[[ Records shown, beginning ]]

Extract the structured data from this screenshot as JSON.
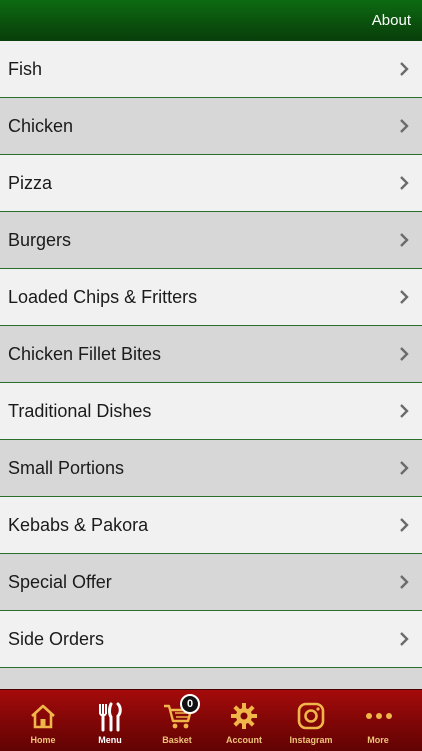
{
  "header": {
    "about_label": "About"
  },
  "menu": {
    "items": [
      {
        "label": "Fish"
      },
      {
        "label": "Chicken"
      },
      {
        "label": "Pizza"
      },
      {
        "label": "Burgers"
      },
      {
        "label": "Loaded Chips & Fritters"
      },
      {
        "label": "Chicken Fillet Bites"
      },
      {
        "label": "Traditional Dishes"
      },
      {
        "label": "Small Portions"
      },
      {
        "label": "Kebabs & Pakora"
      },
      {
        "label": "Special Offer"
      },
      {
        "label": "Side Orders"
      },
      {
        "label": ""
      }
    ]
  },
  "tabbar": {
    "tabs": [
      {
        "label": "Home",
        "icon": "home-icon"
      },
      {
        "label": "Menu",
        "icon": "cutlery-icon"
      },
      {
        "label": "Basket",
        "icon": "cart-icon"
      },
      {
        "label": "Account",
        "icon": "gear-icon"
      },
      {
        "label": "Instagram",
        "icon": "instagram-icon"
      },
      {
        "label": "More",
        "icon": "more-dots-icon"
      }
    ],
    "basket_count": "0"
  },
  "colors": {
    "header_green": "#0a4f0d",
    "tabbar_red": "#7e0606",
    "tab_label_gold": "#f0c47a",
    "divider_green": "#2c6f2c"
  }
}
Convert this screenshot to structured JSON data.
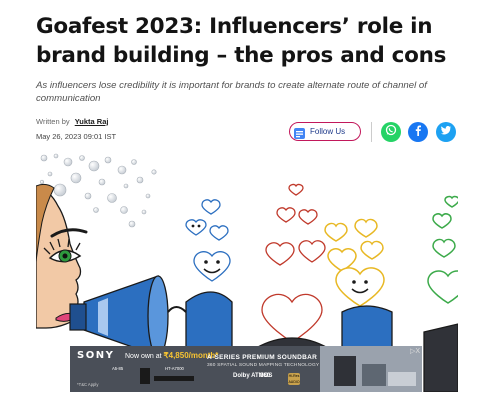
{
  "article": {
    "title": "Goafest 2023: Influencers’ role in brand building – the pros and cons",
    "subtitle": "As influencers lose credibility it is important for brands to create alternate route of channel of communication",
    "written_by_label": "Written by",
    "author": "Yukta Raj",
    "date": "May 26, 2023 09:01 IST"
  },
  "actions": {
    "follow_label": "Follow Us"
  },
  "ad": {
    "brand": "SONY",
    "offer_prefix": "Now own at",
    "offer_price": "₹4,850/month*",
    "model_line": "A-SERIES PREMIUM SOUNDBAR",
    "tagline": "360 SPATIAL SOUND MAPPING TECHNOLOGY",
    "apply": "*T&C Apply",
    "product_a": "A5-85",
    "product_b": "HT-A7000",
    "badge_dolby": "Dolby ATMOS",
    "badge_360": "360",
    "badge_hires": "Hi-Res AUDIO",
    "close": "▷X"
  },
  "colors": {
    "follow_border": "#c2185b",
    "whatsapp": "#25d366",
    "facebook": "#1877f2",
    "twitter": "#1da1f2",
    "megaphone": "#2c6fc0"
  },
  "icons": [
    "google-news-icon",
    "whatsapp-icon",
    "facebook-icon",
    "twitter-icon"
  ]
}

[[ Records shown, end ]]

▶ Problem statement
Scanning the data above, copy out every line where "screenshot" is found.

▶ Task result
Extract the structured data from this screenshot as JSON.
Convert this screenshot to structured JSON data.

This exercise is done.